"What was the wildest thing? I'm not telling you! Are you kidding?
How about Miami, let's go with Miami (where Morrison exposed himself
to the audience in 1969). The man could eventually have gone to jail
for that performance. Can you imagine that? They were going to put
him in jail for Miami."
In fact, Morrison was sentenced to six months in jail for his Miami
hijinks, and was out on bail when he died in Paris on July 3, 1971.
Manzarek has probably talked about the Miami show thousands of times,
but still gets worked up discussing Morrison's legal troubles.
"[He was] scared. Scared [bleepless], man. We were all scared
[bleepless]. He was going to go to jail. To jail! 'What did I do?'
'Well, you performed an obscene act in public.' 'What was obscene?'
'You whipped out that
"And there were no photos. There were a hundred photos offered in
evidence, and not a single photo of that magnificent [body part]."
"What, did people stop taking photos all of a sudden? Fourteen
thousand people went 'Oh! My God, look at it! It's there! It's
alive!' It was odd.
"There were photos of everything else, the riots, Jim with the lamb,
all offered in evidence, and not a single photo of exposure. And yet
he was found guilty of that charge [indecent exposure]. He was found
guilty of two charges. One was obscenity, open profanity: 'Oh my God,
he used the f-word at a concert! How horrible, he must be put in jail
for that!' And he exposed himself publicly.
"Each one of those was a three-month sentence. Wouldn't you think
that public exposure would be a lot longer? But they were equal
sentences, three months apiece."
Are there more live albums in the pipeline? Manzarek won't say. But
he is still keeping a busy schedule as a musician. He toured the
States and Europe with Krieger this summer, and is gigging with blues
guitarist Roy Rogers. Resting on his laurels is the last thing on his mind.
"Why? My fingers still work, my brain still works.
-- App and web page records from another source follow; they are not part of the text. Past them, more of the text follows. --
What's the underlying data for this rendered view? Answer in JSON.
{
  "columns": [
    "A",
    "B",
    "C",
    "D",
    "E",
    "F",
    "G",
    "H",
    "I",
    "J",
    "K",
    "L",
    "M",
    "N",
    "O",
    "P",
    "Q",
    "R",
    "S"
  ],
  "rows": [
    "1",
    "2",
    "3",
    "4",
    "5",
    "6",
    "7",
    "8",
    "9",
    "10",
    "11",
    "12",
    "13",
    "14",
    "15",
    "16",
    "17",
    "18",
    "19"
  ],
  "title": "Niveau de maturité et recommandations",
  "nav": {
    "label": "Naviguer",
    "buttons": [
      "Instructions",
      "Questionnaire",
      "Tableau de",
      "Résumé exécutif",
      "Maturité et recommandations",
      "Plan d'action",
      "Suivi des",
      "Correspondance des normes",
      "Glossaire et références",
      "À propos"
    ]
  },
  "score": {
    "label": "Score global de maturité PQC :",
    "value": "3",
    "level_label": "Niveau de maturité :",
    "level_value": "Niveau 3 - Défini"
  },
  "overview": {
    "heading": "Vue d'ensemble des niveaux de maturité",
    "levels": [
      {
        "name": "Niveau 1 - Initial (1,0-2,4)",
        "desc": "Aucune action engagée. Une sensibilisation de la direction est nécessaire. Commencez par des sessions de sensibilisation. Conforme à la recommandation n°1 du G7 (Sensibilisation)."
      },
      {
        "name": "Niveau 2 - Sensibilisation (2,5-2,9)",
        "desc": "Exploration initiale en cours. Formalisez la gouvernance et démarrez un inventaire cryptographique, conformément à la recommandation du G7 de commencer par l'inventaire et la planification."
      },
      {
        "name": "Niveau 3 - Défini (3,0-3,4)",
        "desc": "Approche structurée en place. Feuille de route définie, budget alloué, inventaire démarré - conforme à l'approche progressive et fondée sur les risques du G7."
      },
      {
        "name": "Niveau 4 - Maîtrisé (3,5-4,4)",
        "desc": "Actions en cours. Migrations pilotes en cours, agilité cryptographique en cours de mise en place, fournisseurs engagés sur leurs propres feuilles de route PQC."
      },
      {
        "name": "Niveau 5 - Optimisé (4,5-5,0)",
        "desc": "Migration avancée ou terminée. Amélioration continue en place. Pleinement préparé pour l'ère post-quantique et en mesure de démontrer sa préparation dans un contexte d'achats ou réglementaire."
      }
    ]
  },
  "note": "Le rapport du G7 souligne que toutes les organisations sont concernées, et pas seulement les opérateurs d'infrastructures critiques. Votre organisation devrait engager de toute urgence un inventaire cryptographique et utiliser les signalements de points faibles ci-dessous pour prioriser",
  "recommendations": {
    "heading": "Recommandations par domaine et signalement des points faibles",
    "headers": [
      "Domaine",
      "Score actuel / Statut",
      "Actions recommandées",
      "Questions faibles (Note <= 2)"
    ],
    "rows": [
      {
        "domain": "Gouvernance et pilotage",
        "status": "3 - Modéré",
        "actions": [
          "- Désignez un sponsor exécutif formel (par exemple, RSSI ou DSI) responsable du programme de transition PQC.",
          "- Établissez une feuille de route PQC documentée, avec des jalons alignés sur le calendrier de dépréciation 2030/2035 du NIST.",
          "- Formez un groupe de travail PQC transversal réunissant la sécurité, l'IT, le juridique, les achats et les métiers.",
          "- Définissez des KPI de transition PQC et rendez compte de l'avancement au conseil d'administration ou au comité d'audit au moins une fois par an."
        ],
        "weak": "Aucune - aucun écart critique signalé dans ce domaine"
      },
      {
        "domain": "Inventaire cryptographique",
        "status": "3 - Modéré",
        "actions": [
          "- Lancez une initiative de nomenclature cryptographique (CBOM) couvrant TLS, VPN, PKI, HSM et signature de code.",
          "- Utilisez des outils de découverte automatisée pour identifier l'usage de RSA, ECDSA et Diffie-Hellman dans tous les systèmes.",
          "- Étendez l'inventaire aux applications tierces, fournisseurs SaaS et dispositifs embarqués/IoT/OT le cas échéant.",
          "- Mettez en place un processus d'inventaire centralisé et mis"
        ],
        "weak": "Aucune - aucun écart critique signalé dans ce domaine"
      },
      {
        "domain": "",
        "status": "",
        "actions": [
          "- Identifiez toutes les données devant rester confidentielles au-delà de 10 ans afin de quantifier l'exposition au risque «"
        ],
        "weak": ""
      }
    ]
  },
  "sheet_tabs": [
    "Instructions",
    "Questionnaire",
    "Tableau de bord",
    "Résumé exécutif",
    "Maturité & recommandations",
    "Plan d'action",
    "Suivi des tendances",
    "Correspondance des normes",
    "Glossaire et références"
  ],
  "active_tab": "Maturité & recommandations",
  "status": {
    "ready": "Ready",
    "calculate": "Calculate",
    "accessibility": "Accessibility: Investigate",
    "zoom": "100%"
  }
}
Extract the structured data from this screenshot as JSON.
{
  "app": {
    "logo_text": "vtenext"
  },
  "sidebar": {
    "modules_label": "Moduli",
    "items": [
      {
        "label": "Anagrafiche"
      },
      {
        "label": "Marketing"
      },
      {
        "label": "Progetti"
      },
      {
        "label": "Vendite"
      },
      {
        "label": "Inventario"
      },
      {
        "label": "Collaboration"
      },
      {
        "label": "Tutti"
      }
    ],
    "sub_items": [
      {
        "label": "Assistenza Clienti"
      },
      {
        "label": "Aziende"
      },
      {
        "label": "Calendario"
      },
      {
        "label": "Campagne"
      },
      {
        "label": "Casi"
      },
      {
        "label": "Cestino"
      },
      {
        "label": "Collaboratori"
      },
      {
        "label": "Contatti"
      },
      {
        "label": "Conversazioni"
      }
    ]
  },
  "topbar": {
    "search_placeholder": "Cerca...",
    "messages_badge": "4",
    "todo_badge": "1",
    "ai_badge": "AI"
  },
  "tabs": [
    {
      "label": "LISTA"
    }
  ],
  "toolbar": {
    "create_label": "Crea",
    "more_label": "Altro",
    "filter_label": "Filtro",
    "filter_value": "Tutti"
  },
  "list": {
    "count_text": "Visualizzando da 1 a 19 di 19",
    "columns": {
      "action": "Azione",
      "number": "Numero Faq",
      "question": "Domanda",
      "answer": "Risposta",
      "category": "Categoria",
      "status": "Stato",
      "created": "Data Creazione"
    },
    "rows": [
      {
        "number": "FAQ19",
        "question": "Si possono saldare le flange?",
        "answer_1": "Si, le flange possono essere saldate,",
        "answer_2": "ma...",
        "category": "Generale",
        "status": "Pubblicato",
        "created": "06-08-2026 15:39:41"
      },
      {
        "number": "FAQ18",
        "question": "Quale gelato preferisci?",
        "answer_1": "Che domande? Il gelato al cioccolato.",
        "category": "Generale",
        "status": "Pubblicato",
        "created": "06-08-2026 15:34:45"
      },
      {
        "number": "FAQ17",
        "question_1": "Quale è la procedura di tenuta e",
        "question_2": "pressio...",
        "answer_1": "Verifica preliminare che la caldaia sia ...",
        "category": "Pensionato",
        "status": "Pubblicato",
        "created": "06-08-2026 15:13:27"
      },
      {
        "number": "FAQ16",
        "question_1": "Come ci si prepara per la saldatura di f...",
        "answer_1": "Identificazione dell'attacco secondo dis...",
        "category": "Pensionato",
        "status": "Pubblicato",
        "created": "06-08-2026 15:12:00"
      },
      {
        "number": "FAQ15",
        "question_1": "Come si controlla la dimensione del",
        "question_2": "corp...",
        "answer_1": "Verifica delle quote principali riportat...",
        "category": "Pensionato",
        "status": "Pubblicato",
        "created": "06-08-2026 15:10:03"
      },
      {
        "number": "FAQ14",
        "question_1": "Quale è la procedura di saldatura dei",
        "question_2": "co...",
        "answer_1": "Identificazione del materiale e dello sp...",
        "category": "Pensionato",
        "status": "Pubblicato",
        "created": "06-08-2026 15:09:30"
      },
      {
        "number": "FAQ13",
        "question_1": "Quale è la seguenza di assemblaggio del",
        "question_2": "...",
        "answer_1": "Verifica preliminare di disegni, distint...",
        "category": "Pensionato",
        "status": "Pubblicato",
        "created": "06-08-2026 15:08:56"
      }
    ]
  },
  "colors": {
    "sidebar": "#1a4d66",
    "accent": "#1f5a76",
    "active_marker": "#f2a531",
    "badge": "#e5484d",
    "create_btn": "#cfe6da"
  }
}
I'm strong and
healthy, eat good food, and I love to play music. People have said to
me 'Why do you do this, Ray?'
"What am I going to do, just sit around?"